angled downwards. this results in positive camber upon suspension compression.
I have considerd repositioning the top wishbone mount downward, this just to
utilise readily available XJ vented discs/ calipers. But all in all it is probably less trouble
to obtain specialised discs etc to fit the MK11 upright.
Nonwithstanding the above, I do not see how fitting XJ uprights will help to improve
your rack conversion, for the steering arm position remains the same…
With a rack conversion attention to bump steer is required I check this by removing
the suspension spring /, loosening the wishbone nuts so the wishbones can move freely, then, clamping a straight edge to the wheel hub observe the amount of defllection ( if any ) while you articulate the suspension. If deflection is observed removing the lower
steering arm / caliper bolt and loosening the stub axle nut so the steering arm can
be repositioned might effect a change for the good… When I am satisfied with the
optimum position re steering arm / track rod end, my method for the fixed position i leave to your imagination !
Peter B
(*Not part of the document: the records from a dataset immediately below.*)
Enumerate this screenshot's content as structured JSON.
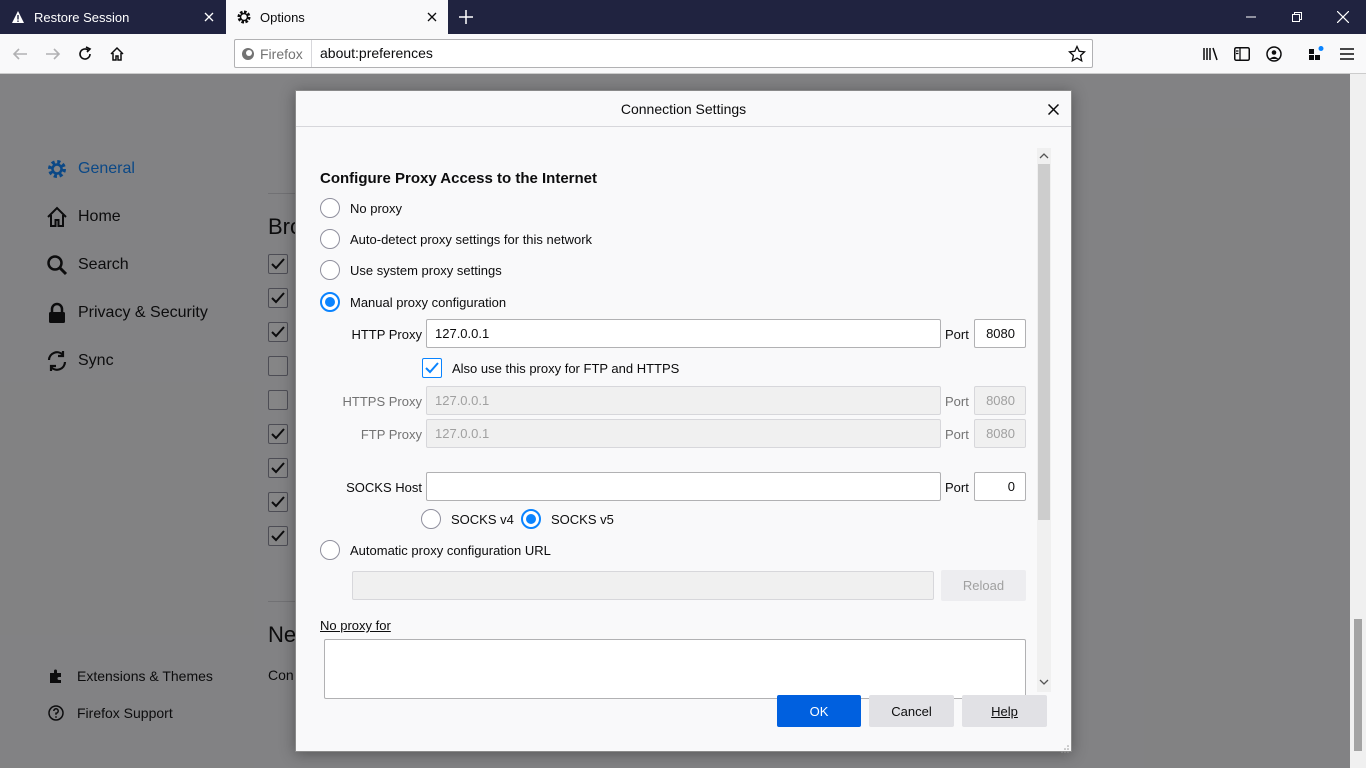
{
  "tabs": [
    {
      "title": "Restore Session",
      "icon": "warning-icon"
    },
    {
      "title": "Options",
      "icon": "gear-icon"
    }
  ],
  "url_bar": {
    "identity": "Firefox",
    "url": "about:preferences"
  },
  "sidebar": {
    "items": [
      {
        "label": "General",
        "icon": "gear-icon",
        "active": true
      },
      {
        "label": "Home",
        "icon": "home-icon"
      },
      {
        "label": "Search",
        "icon": "search-icon"
      },
      {
        "label": "Privacy & Security",
        "icon": "lock-icon"
      },
      {
        "label": "Sync",
        "icon": "sync-icon"
      }
    ],
    "footer": [
      {
        "label": "Extensions & Themes",
        "icon": "puzzle-icon"
      },
      {
        "label": "Firefox Support",
        "icon": "help-icon"
      }
    ]
  },
  "background": {
    "section1": "Bro",
    "section2": "Net",
    "section2_text": "Con"
  },
  "dialog": {
    "title": "Connection Settings",
    "heading": "Configure Proxy Access to the Internet",
    "options": {
      "no_proxy": "No proxy",
      "auto_detect": "Auto-detect proxy settings for this network",
      "system": "Use system proxy settings",
      "manual": "Manual proxy configuration",
      "auto_url": "Automatic proxy configuration URL"
    },
    "http_proxy": {
      "label": "HTTP Proxy",
      "value": "127.0.0.1",
      "port_label": "Port",
      "port": "8080"
    },
    "also_use": "Also use this proxy for FTP and HTTPS",
    "https_proxy": {
      "label": "HTTPS Proxy",
      "value": "127.0.0.1",
      "port_label": "Port",
      "port": "8080"
    },
    "ftp_proxy": {
      "label": "FTP Proxy",
      "value": "127.0.0.1",
      "port_label": "Port",
      "port": "8080"
    },
    "socks": {
      "label": "SOCKS Host",
      "value": "",
      "port_label": "Port",
      "port": "0",
      "v4": "SOCKS v4",
      "v5": "SOCKS v5"
    },
    "auto_url_value": "",
    "reload": "Reload",
    "no_proxy_for": "No proxy for",
    "buttons": {
      "ok": "OK",
      "cancel": "Cancel",
      "help": "Help"
    }
  },
  "colors": {
    "accent": "#0a84ff",
    "ok_button": "#0060df",
    "titlebar": "#202340"
  }
}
Peter, Thanks for your reply. I have spent many, many hours trying to understand this issue that comes about when converting a 3.8S (or a Mark II for that matter) to a steering rack. The issue is that the design of the suspension/uprights (called a sub axle carrier in the WSM)/ and steering arm (called a tie rod lever in the WSM) is somehow not fully compatible with the retrofit of a steering rack. I do not suffer any what you call bump steer, but the Ackermann effect is lost which results in tire scrubbing on tight turns giving early inner tire wear and a reduced turning circle. I do not see how the tie rod lever can be re positioned in any way as it is solidly located by two nuts, one for the stub axle and one other one. (both of which are safety wired). If these levers are the same length and in the same position on a S Type and an XJ there is no advantage for a change in the stub axle carrier. There is something else different between the S suspension and the XJ suspension. I would love to learn what that is and why it makes a rack work properly on an XJ and not so much on an S Type.
John F. Quilter
Eugene, Oregon USA

One difference between the MK11/‘S’ and XJ is the upper wishbone mounting can be reversed on the former which drops the pivot point down, effectively pulling the top of the wheel into a negative camber situation I believe.

Yes, and flipping them lowers the upper fulcrum by something like 3/4".

Just fitted Zeus 4 pot vented discs to my MK11 and zeus rear callipers, seem to work well

Five years ago I replaced the servo with an ‘uprated’ version from SNG Barratt which is claimed to produce 30% more power. I’m very happy with it mated to the factory Dunlop calipers.

  • 1 for that. I did the same a couple of years back, now the limit is the tyres not the brakes!

Andrew, is this a good idea? Increasing negative camber with suspension travel is great if you are racing… what about a cruiser? Any negative impact from doing this? Cheers